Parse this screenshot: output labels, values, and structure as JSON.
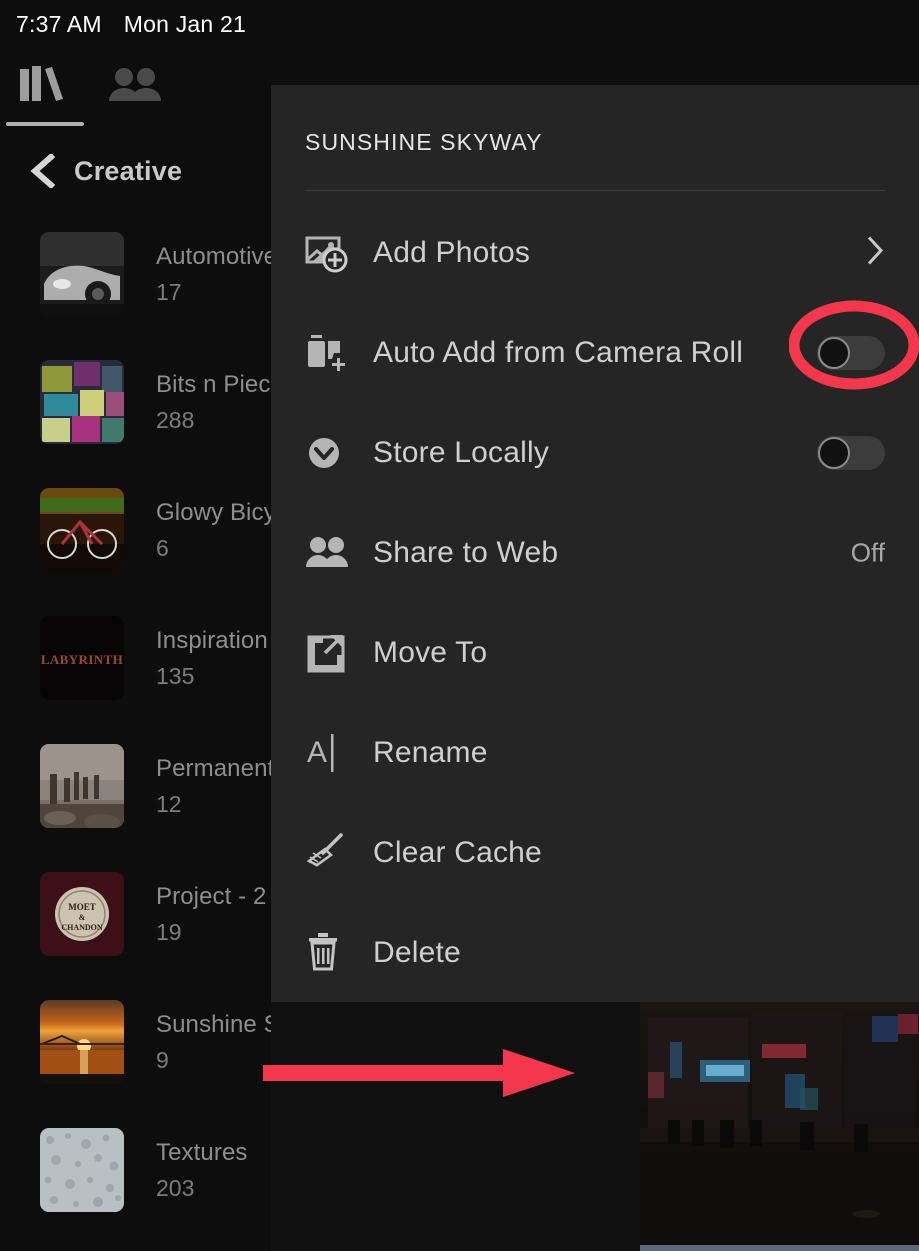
{
  "statusbar": {
    "time": "7:37 AM",
    "date": "Mon Jan 21"
  },
  "tabs": [
    {
      "name": "library",
      "icon": "library-icon",
      "active": true
    },
    {
      "name": "people",
      "icon": "people-icon",
      "active": false
    }
  ],
  "sidebar": {
    "back_icon": "back-chevron-icon",
    "title": "Creative",
    "albums": [
      {
        "name": "Automotive",
        "count": "17",
        "thumb": "car-photo",
        "dots": false
      },
      {
        "name": "Bits n Pieces",
        "count": "288",
        "thumb": "vegetables-photo",
        "dots": false
      },
      {
        "name": "Glowy Bicycle",
        "count": "6",
        "thumb": "bicycle-photo",
        "dots": false
      },
      {
        "name": "Inspiration",
        "count": "135",
        "thumb": "labyrinth-photo",
        "dots": false
      },
      {
        "name": "Permanent",
        "count": "12",
        "thumb": "pier-photo",
        "dots": false
      },
      {
        "name": "Project - 2",
        "count": "19",
        "thumb": "bottlecap-photo",
        "dots": false
      },
      {
        "name": "Sunshine Skyway",
        "count": "9",
        "thumb": "sunset-bridge-photo",
        "dots": true
      },
      {
        "name": "Textures",
        "count": "203",
        "thumb": "texture-photo",
        "dots": true
      }
    ]
  },
  "menu": {
    "title": "SUNSHINE SKYWAY",
    "items": [
      {
        "label": "Add Photos",
        "icon": "add-photos-icon",
        "right_type": "chevron",
        "value": ""
      },
      {
        "label": "Auto Add from Camera Roll",
        "icon": "camera-roll-add-icon",
        "right_type": "toggle",
        "value": "off"
      },
      {
        "label": "Store Locally",
        "icon": "download-circle-icon",
        "right_type": "toggle",
        "value": "off"
      },
      {
        "label": "Share to Web",
        "icon": "people-icon",
        "right_type": "value",
        "value": "Off"
      },
      {
        "label": "Move To",
        "icon": "move-to-icon",
        "right_type": "none",
        "value": ""
      },
      {
        "label": "Rename",
        "icon": "rename-cursor-icon",
        "right_type": "none",
        "value": ""
      },
      {
        "label": "Clear Cache",
        "icon": "broom-icon",
        "right_type": "none",
        "value": ""
      },
      {
        "label": "Delete",
        "icon": "trash-icon",
        "right_type": "none",
        "value": ""
      }
    ]
  },
  "annotations": {
    "ellipse": {
      "name": "highlight-ellipse",
      "target": "auto-add-toggle"
    },
    "arrow": {
      "name": "pointer-arrow",
      "target": "sunshine-skyway-more-options"
    },
    "color": "#F5374E"
  },
  "colors": {
    "menu_bg": "#252525",
    "app_bg": "#0d0d0d",
    "text_primary": "#cfcfcf",
    "text_muted": "#8e8e8e",
    "accent_red": "#F5374E"
  }
}
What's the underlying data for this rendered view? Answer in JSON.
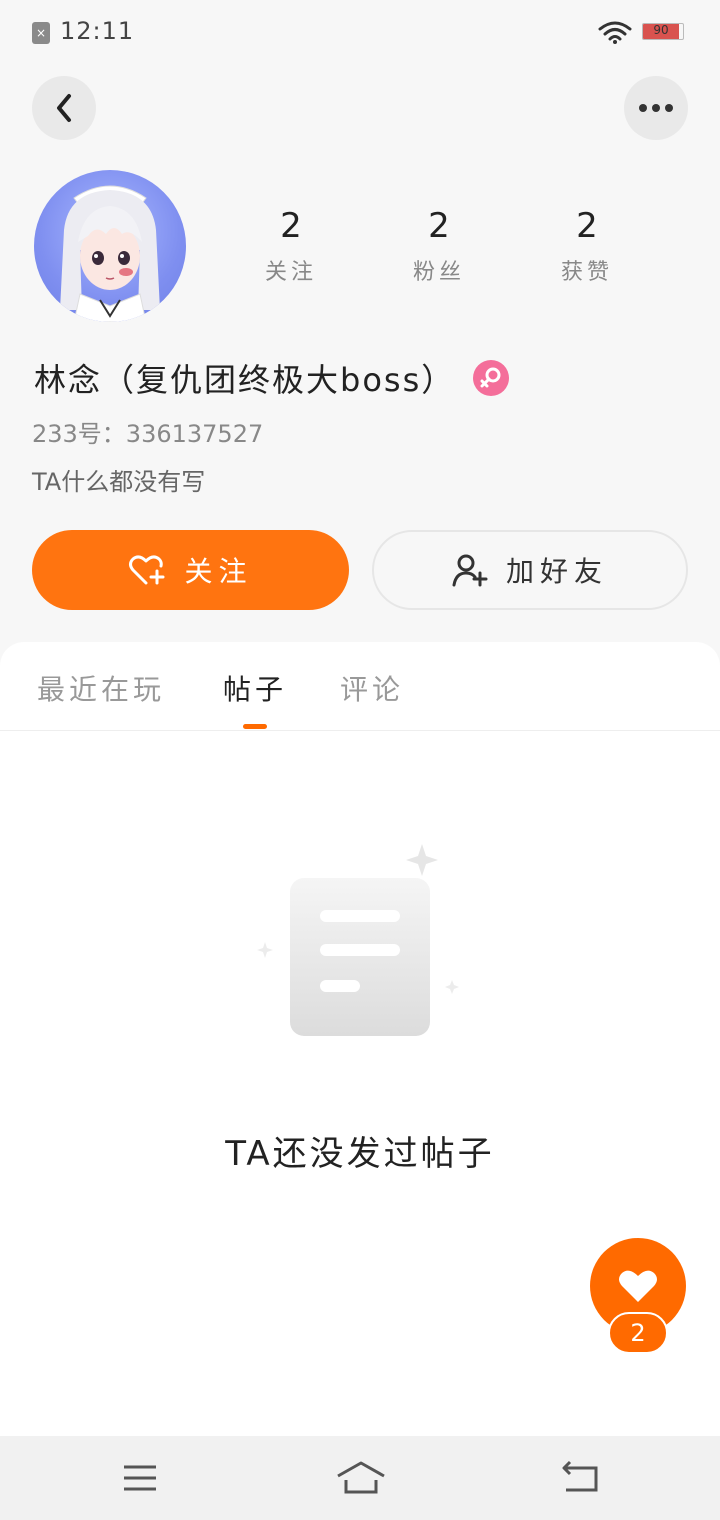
{
  "status_bar": {
    "time": "12:11",
    "battery": "90",
    "battery_level": 0.9,
    "sim_icon": "sim-error-icon",
    "wifi_icon": "wifi-icon"
  },
  "header": {
    "back_icon": "chevron-left-icon",
    "more_icon": "more-dots-icon"
  },
  "profile": {
    "stats": [
      {
        "value": "2",
        "label": "关注"
      },
      {
        "value": "2",
        "label": "粉丝"
      },
      {
        "value": "2",
        "label": "获赞"
      }
    ],
    "name": "林念（复仇团终极大boss）",
    "gender_icon": "female-icon",
    "user_id": "233号：336137527",
    "bio": "TA什么都没有写"
  },
  "actions": {
    "follow_label": "关注",
    "add_friend_label": "加好友"
  },
  "tabs": [
    {
      "label": "最近在玩",
      "active": false
    },
    {
      "label": "帖子",
      "active": true
    },
    {
      "label": "评论",
      "active": false
    }
  ],
  "empty_state": {
    "text": "TA还没发过帖子"
  },
  "like_fab": {
    "count": "2",
    "icon": "heart-icon"
  },
  "colors": {
    "accent": "#ff7410",
    "gender_badge": "#f46e9a"
  }
}
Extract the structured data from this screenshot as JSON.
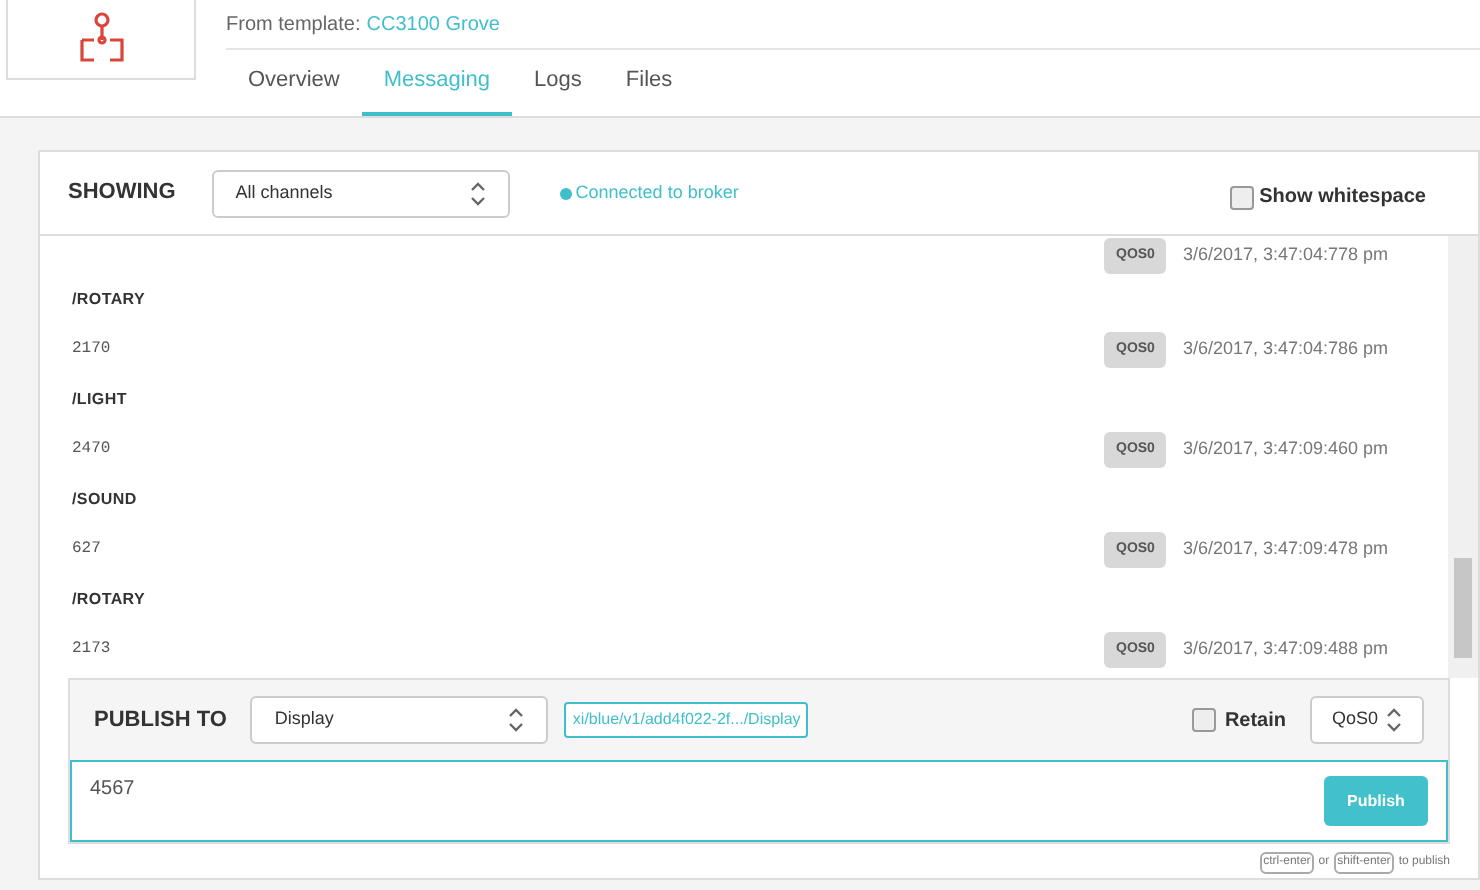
{
  "header": {
    "template_label": "From template:",
    "template_link": "CC3100 Grove"
  },
  "tabs": [
    {
      "label": "Overview",
      "selected": false
    },
    {
      "label": "Messaging",
      "selected": true
    },
    {
      "label": "Logs",
      "selected": false
    },
    {
      "label": "Files",
      "selected": false
    }
  ],
  "toolbar": {
    "showing_label": "SHOWING",
    "channel_select": "All channels",
    "status": "Connected to broker",
    "show_whitespace": {
      "label": "Show whitespace",
      "checked": false
    }
  },
  "partial_row": {
    "qos": "QOS0",
    "time": "3/6/2017, 3:47:04:778 pm"
  },
  "messages": [
    {
      "topic": "/ROTARY",
      "payload": "2170",
      "qos": "QOS0",
      "time": "3/6/2017, 3:47:04:786 pm"
    },
    {
      "topic": "/LIGHT",
      "payload": "2470",
      "qos": "QOS0",
      "time": "3/6/2017, 3:47:09:460 pm"
    },
    {
      "topic": "/SOUND",
      "payload": "627",
      "qos": "QOS0",
      "time": "3/6/2017, 3:47:09:478 pm"
    },
    {
      "topic": "/ROTARY",
      "payload": "2173",
      "qos": "QOS0",
      "time": "3/6/2017, 3:47:09:488 pm"
    }
  ],
  "publish": {
    "label": "PUBLISH TO",
    "channel_select": "Display",
    "topic": "xi/blue/v1/add4f022-2f.../Display",
    "retain": {
      "label": "Retain",
      "checked": false
    },
    "qos_select": "QoS0",
    "value": "4567",
    "button": "Publish"
  },
  "hint": {
    "key1": "ctrl-enter",
    "or": "or",
    "key2": "shift-enter",
    "suffix": "to publish"
  }
}
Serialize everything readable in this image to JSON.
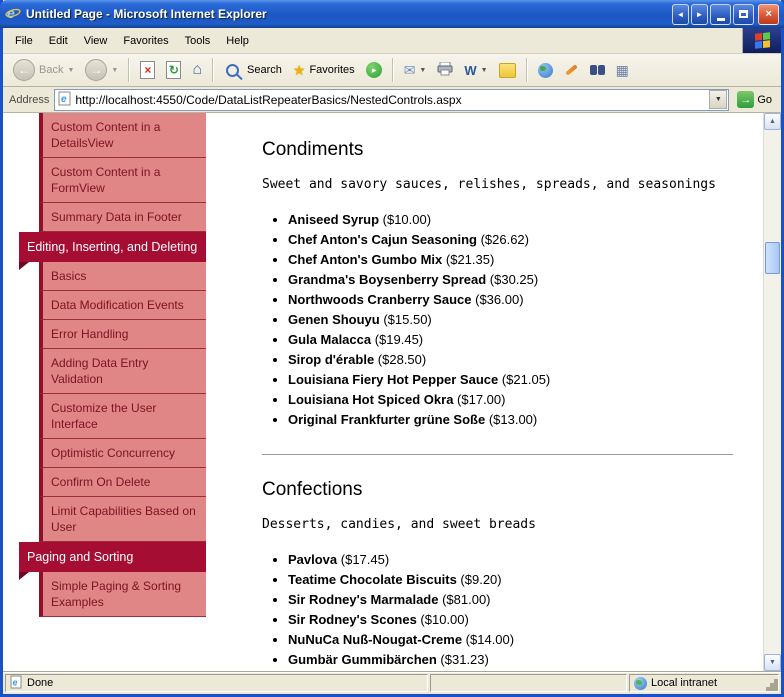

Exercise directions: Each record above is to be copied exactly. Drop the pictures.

Solution to the problem:
Parse this screenshot: output labels, values, and structure as JSON.
{
  "statusbar": {
    "time": "7:37 AM",
    "date": "Mon Jan 21"
  },
  "tabs": [
    {
      "name": "library",
      "icon": "library-icon",
      "active": true
    },
    {
      "name": "people",
      "icon": "people-icon",
      "active": false
    }
  ],
  "sidebar": {
    "back_icon": "back-chevron-icon",
    "title": "Creative",
    "albums": [
      {
        "name": "Automotive",
        "count": "17",
        "thumb": "car-photo",
        "dots": false
      },
      {
        "name": "Bits n Pieces",
        "count": "288",
        "thumb": "vegetables-photo",
        "dots": false
      },
      {
        "name": "Glowy Bicycle",
        "count": "6",
        "thumb": "bicycle-photo",
        "dots": false
      },
      {
        "name": "Inspiration",
        "count": "135",
        "thumb": "labyrinth-photo",
        "dots": false
      },
      {
        "name": "Permanent",
        "count": "12",
        "thumb": "pier-photo",
        "dots": false
      },
      {
        "name": "Project - 2",
        "count": "19",
        "thumb": "bottlecap-photo",
        "dots": false
      },
      {
        "name": "Sunshine Skyway",
        "count": "9",
        "thumb": "sunset-bridge-photo",
        "dots": true
      },
      {
        "name": "Textures",
        "count": "203",
        "thumb": "texture-photo",
        "dots": true
      }
    ]
  },
  "menu": {
    "title": "SUNSHINE SKYWAY",
    "items": [
      {
        "label": "Add Photos",
        "icon": "add-photos-icon",
        "right_type": "chevron",
        "value": ""
      },
      {
        "label": "Auto Add from Camera Roll",
        "icon": "camera-roll-add-icon",
        "right_type": "toggle",
        "value": "off"
      },
      {
        "label": "Store Locally",
        "icon": "download-circle-icon",
        "right_type": "toggle",
        "value": "off"
      },
      {
        "label": "Share to Web",
        "icon": "people-icon",
        "right_type": "value",
        "value": "Off"
      },
      {
        "label": "Move To",
        "icon": "move-to-icon",
        "right_type": "none",
        "value": ""
      },
      {
        "label": "Rename",
        "icon": "rename-cursor-icon",
        "right_type": "none",
        "value": ""
      },
      {
        "label": "Clear Cache",
        "icon": "broom-icon",
        "right_type": "none",
        "value": ""
      },
      {
        "label": "Delete",
        "icon": "trash-icon",
        "right_type": "none",
        "value": ""
      }
    ]
  },
  "annotations": {
    "ellipse": {
      "name": "highlight-ellipse",
      "target": "auto-add-toggle"
    },
    "arrow": {
      "name": "pointer-arrow",
      "target": "sunshine-skyway-more-options"
    },
    "color": "#F5374E"
  },
  "colors": {
    "menu_bg": "#252525",
    "app_bg": "#0d0d0d",
    "text_primary": "#cfcfcf",
    "text_muted": "#8e8e8e",
    "accent_red": "#F5374E"
  }
}
What's the underlying data for this rendered view? Answer in JSON.
{
  "status_bar": {
    "time": "12:11",
    "battery": "90",
    "battery_level": 0.9,
    "sim_icon": "sim-error-icon",
    "wifi_icon": "wifi-icon"
  },
  "header": {
    "back_icon": "chevron-left-icon",
    "more_icon": "more-dots-icon"
  },
  "profile": {
    "stats": [
      {
        "value": "2",
        "label": "关注"
      },
      {
        "value": "2",
        "label": "粉丝"
      },
      {
        "value": "2",
        "label": "获赞"
      }
    ],
    "name": "林念（复仇团终极大boss）",
    "gender_icon": "female-icon",
    "user_id": "233号：336137527",
    "bio": "TA什么都没有写"
  },
  "actions": {
    "follow_label": "关注",
    "add_friend_label": "加好友"
  },
  "tabs": [
    {
      "label": "最近在玩",
      "active": false
    },
    {
      "label": "帖子",
      "active": true
    },
    {
      "label": "评论",
      "active": false
    }
  ],
  "empty_state": {
    "text": "TA还没发过帖子"
  },
  "like_fab": {
    "count": "2",
    "icon": "heart-icon"
  },
  "colors": {
    "accent": "#ff7410",
    "gender_badge": "#f46e9a"
  }
}
Extract the structured data from this screenshot as JSON.
{
  "header": {
    "template_label": "From template:",
    "template_link": "CC3100 Grove"
  },
  "tabs": [
    {
      "label": "Overview",
      "selected": false
    },
    {
      "label": "Messaging",
      "selected": true
    },
    {
      "label": "Logs",
      "selected": false
    },
    {
      "label": "Files",
      "selected": false
    }
  ],
  "toolbar": {
    "showing_label": "SHOWING",
    "channel_select": "All channels",
    "status": "Connected to broker",
    "show_whitespace": {
      "label": "Show whitespace",
      "checked": false
    }
  },
  "partial_row": {
    "qos": "QOS0",
    "time": "3/6/2017, 3:47:04:778 pm"
  },
  "messages": [
    {
      "topic": "/ROTARY",
      "payload": "2170",
      "qos": "QOS0",
      "time": "3/6/2017, 3:47:04:786 pm"
    },
    {
      "topic": "/LIGHT",
      "payload": "2470",
      "qos": "QOS0",
      "time": "3/6/2017, 3:47:09:460 pm"
    },
    {
      "topic": "/SOUND",
      "payload": "627",
      "qos": "QOS0",
      "time": "3/6/2017, 3:47:09:478 pm"
    },
    {
      "topic": "/ROTARY",
      "payload": "2173",
      "qos": "QOS0",
      "time": "3/6/2017, 3:47:09:488 pm"
    }
  ],
  "publish": {
    "label": "PUBLISH TO",
    "channel_select": "Display",
    "topic": "xi/blue/v1/add4f022-2f.../Display",
    "retain": {
      "label": "Retain",
      "checked": false
    },
    "qos_select": "QoS0",
    "value": "4567",
    "button": "Publish"
  },
  "hint": {
    "key1": "ctrl-enter",
    "or": "or",
    "key2": "shift-enter",
    "suffix": "to publish"
  }
}
Serialize everything readable in this image to JSON.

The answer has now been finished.